### EXERCISE INPUT
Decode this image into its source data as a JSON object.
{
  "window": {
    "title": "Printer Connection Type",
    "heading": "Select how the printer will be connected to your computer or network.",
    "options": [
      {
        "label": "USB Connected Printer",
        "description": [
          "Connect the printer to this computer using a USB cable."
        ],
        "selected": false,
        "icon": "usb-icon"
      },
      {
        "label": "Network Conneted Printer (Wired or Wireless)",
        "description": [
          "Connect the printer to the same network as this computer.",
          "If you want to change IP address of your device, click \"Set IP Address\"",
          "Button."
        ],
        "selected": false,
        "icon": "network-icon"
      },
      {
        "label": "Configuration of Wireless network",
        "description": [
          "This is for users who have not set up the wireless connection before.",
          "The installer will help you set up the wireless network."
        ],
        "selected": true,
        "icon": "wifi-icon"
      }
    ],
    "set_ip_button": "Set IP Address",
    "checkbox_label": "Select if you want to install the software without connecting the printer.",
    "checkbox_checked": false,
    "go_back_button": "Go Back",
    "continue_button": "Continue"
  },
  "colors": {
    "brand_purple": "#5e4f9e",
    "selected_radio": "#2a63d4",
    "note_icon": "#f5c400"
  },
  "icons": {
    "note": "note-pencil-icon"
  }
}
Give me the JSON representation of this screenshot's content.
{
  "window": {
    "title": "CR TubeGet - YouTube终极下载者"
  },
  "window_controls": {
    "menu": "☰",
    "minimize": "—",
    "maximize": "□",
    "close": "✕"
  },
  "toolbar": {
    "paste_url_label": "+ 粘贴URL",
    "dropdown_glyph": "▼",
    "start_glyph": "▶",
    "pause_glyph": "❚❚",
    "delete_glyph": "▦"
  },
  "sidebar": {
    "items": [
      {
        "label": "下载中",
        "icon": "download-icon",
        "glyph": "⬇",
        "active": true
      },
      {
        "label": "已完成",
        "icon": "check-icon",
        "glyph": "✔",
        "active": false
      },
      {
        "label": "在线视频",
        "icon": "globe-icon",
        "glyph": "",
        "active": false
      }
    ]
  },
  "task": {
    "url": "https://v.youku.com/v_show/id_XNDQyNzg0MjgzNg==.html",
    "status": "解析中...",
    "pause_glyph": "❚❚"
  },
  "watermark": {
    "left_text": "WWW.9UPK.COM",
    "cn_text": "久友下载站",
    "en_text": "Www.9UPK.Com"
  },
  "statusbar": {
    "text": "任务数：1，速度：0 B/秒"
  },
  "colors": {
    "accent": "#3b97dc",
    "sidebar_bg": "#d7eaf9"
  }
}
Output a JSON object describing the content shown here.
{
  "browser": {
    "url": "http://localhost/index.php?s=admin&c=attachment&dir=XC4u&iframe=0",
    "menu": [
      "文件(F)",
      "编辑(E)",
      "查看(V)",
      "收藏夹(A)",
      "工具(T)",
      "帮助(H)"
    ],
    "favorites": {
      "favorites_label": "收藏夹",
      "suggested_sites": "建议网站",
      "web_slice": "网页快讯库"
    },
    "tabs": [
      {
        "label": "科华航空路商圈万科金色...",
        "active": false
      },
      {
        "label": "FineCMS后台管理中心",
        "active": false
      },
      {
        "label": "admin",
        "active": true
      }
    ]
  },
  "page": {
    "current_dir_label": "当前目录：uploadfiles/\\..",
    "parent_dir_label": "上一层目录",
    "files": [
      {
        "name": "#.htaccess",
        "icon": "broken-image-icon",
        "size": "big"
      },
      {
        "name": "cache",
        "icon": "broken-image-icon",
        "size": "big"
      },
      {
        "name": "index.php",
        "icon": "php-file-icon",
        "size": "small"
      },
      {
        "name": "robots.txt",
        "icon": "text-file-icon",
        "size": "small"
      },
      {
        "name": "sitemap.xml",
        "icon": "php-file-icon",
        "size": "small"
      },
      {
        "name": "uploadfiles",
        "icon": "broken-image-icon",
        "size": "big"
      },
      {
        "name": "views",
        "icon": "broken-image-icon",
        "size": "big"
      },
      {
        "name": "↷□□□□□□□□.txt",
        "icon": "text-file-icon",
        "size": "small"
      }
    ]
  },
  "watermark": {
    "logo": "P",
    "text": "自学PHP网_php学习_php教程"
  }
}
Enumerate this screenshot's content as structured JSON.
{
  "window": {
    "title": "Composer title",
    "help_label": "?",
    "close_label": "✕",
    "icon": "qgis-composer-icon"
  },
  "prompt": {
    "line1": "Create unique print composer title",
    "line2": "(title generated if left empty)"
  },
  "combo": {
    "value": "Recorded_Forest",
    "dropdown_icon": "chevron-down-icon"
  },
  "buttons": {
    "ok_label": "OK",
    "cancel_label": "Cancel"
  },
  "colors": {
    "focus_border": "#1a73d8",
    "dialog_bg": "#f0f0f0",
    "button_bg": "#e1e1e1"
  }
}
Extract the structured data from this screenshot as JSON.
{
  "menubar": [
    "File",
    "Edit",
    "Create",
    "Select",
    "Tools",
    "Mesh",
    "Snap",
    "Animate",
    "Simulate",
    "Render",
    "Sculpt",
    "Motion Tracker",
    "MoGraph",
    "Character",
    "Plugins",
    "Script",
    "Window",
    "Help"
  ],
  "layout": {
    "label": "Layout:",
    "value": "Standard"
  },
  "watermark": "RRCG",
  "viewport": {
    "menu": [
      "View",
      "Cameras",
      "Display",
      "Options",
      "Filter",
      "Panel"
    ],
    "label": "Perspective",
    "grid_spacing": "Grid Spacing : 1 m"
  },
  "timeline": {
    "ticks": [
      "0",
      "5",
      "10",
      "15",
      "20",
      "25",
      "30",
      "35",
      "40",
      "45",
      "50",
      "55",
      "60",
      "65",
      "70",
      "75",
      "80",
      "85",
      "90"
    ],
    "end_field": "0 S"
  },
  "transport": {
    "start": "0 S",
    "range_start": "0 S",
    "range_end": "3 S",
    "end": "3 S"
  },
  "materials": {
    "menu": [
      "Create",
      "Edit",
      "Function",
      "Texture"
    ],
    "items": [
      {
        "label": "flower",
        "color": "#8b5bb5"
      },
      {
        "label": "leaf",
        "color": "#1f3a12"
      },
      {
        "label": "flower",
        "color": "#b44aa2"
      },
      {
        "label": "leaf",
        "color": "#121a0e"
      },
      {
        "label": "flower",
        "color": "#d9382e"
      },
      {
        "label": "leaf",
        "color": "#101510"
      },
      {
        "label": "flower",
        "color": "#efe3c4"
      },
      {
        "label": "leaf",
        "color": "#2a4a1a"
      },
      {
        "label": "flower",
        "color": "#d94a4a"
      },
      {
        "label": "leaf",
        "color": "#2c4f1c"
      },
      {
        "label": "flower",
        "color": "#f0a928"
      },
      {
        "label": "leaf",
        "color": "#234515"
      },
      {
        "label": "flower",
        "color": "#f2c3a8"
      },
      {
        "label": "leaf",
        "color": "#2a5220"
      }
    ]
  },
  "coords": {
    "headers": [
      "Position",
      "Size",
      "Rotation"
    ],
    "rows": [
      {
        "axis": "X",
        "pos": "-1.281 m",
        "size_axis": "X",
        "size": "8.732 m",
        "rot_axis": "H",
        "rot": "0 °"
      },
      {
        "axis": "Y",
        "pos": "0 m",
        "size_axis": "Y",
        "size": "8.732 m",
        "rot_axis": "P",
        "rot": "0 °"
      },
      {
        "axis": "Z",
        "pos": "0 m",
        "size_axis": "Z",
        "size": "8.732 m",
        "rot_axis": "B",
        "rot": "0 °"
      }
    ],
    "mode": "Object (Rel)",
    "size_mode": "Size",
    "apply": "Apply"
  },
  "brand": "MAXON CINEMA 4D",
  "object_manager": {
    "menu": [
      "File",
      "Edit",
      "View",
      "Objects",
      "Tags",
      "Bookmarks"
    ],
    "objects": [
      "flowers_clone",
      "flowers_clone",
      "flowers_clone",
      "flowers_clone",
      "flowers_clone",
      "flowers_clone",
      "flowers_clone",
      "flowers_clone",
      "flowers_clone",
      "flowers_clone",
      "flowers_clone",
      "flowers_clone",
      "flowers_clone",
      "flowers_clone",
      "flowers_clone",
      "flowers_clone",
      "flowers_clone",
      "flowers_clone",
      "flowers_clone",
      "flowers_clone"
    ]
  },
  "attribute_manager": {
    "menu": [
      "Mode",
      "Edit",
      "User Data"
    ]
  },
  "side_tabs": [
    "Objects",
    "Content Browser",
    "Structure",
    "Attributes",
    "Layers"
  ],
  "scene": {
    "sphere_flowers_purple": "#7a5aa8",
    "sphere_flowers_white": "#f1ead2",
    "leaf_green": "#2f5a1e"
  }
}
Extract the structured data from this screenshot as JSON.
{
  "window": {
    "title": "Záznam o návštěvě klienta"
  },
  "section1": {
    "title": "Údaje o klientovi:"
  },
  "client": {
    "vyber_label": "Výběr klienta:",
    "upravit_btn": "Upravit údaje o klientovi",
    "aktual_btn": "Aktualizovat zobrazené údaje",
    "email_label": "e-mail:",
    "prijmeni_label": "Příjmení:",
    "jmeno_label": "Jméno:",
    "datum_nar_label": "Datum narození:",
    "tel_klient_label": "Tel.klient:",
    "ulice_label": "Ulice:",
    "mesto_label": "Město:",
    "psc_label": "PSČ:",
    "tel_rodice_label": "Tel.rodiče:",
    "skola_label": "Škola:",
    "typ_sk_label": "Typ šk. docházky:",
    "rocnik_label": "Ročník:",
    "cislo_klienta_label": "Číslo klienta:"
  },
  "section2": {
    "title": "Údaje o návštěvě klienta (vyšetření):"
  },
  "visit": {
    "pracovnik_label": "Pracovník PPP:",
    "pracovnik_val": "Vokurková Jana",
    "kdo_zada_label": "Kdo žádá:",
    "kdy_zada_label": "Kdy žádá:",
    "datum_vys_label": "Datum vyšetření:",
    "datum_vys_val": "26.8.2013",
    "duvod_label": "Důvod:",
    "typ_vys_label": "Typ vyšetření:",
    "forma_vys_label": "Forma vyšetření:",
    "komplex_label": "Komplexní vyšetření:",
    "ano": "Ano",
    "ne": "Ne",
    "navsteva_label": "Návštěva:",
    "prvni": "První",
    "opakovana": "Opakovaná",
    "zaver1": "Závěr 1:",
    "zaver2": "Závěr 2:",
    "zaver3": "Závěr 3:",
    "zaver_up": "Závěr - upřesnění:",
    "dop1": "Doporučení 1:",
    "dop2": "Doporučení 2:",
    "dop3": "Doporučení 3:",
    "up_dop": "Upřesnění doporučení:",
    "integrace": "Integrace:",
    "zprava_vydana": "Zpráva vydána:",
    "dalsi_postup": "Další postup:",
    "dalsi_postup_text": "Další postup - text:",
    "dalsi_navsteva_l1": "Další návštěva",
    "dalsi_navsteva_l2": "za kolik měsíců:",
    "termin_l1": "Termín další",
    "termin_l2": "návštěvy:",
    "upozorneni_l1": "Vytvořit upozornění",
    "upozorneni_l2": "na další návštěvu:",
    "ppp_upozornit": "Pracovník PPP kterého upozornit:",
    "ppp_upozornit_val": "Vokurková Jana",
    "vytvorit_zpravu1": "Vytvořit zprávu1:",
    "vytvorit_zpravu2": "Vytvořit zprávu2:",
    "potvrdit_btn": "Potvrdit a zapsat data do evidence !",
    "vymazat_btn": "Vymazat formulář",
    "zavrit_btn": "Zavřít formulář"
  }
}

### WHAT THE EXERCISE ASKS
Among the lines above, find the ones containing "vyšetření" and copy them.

### RESPONSE BOX
    "title": "Údaje o návštěvě klienta (vyšetření):"
    "datum_vys_label": "Datum vyšetření:",
    "typ_vys_label": "Typ vyšetření:",
    "forma_vys_label": "Forma vyšetření:",
    "komplex_label": "Komplexní vyšetření:",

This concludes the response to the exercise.